- _WORK ITEM_: Work out how many lines in the material beneath contain "Personalization". Give only that number.

*** Block opens ***

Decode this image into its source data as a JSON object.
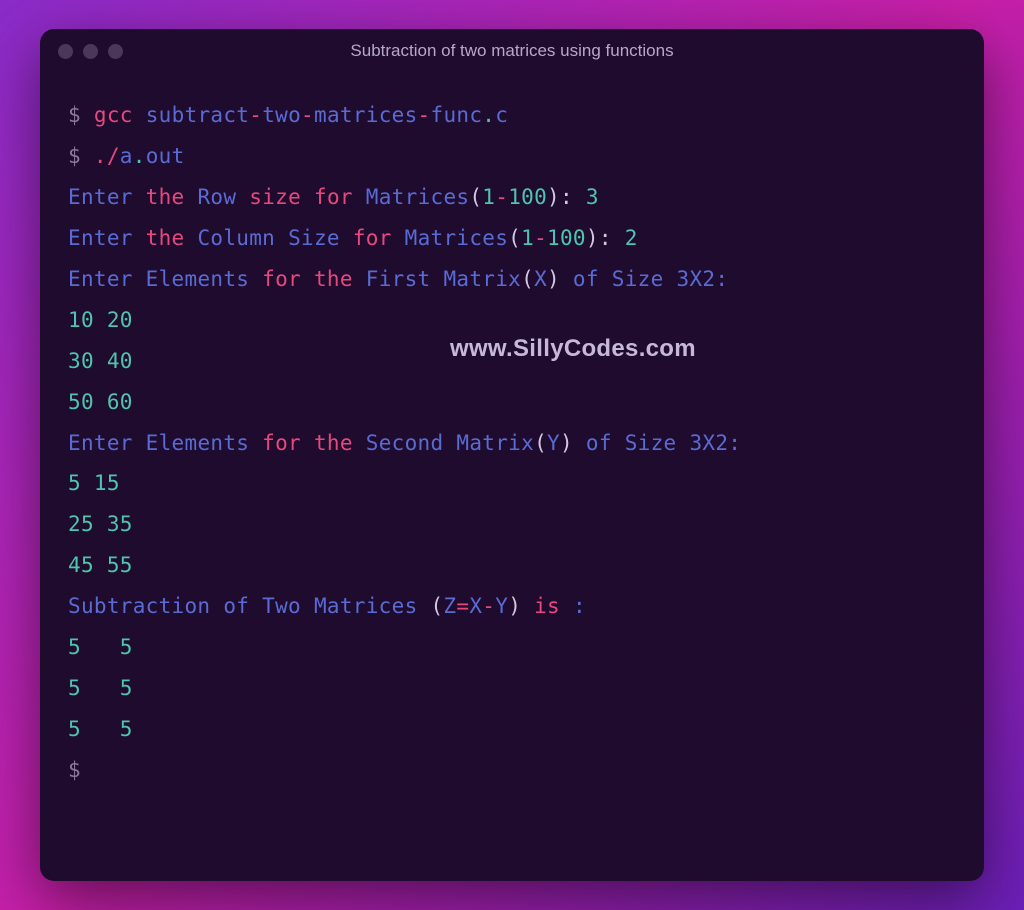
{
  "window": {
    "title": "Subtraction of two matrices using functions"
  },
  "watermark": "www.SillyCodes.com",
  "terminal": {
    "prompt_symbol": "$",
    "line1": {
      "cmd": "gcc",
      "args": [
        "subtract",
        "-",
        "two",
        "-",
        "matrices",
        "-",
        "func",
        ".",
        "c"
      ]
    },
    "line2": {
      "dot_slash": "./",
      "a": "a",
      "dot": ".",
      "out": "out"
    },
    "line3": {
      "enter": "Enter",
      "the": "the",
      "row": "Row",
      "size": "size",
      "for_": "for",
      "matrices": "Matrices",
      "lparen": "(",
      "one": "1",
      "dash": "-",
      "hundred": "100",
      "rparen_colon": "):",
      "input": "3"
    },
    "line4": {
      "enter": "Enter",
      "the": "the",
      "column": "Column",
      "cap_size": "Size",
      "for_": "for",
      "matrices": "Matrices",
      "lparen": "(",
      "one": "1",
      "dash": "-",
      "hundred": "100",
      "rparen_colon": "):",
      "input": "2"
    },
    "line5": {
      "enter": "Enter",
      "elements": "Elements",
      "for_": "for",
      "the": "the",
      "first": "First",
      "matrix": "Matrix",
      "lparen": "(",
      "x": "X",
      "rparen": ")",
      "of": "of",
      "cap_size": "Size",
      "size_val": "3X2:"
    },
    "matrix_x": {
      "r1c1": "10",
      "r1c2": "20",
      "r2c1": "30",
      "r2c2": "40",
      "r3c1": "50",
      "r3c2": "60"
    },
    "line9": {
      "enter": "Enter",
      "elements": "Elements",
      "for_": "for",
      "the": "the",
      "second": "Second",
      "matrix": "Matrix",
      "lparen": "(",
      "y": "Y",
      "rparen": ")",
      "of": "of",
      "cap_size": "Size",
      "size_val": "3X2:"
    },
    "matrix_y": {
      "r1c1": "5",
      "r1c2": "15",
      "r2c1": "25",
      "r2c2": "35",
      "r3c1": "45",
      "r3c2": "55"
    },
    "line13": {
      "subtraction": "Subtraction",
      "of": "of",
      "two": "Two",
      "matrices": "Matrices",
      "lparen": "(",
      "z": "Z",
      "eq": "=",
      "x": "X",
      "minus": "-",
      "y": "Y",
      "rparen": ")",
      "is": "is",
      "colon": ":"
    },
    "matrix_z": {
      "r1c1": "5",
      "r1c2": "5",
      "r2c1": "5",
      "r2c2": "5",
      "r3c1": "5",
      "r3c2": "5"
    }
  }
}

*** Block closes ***
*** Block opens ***

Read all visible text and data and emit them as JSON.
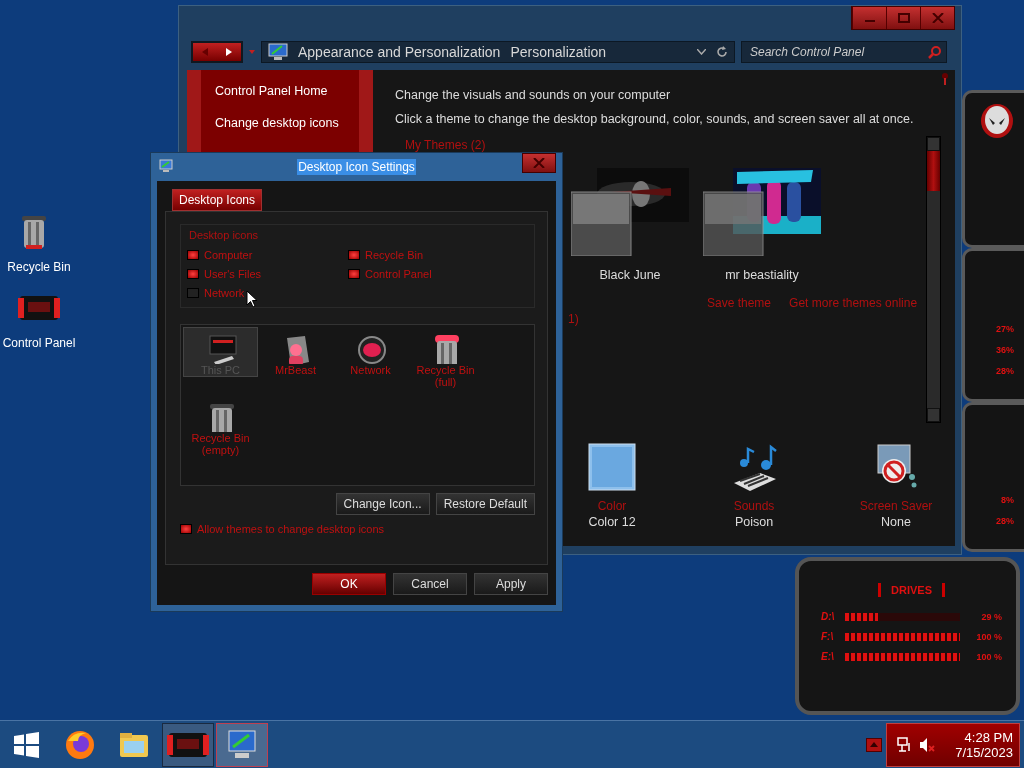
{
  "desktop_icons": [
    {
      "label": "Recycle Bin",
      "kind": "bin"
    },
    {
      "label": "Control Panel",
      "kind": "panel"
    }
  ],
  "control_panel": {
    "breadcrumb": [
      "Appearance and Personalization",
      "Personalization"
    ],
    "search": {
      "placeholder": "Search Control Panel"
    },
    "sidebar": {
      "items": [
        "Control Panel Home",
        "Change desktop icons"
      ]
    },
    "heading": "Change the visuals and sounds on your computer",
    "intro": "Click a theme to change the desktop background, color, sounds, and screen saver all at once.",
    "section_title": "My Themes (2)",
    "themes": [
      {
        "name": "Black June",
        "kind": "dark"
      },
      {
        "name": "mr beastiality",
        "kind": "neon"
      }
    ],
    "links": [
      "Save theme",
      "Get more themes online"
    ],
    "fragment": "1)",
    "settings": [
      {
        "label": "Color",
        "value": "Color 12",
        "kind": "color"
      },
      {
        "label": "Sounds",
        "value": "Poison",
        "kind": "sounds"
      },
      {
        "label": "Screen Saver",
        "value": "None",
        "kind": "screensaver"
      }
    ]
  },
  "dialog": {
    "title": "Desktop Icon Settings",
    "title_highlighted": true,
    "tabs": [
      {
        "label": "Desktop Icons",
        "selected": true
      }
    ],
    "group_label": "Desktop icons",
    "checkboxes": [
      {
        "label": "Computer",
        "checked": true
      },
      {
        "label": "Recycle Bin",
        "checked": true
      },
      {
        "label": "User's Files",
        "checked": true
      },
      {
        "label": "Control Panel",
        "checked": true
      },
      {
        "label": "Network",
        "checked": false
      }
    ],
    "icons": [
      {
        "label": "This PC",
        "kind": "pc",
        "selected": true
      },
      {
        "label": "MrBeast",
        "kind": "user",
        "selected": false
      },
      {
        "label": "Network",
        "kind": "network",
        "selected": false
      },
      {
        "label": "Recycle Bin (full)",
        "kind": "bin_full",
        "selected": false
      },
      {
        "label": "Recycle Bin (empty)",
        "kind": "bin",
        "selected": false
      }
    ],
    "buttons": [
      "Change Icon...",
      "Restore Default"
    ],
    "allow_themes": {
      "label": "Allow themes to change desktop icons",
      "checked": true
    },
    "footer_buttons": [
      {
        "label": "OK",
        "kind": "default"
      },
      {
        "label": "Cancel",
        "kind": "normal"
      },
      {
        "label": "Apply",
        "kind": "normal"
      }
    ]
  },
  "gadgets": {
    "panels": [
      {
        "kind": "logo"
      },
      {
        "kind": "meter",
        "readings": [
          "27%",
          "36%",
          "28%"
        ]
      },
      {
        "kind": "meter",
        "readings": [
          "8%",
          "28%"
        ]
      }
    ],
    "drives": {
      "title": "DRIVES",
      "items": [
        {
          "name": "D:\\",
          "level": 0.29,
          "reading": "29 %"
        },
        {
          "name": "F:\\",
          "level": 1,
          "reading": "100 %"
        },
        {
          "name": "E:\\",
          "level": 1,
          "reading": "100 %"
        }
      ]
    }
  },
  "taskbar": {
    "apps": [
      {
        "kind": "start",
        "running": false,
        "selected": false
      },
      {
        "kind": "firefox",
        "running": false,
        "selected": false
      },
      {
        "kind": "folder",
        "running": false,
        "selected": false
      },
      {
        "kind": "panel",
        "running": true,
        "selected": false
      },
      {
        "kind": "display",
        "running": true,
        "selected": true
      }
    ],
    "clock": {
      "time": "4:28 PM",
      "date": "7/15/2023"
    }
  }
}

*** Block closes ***

- _RESPONSE_: 2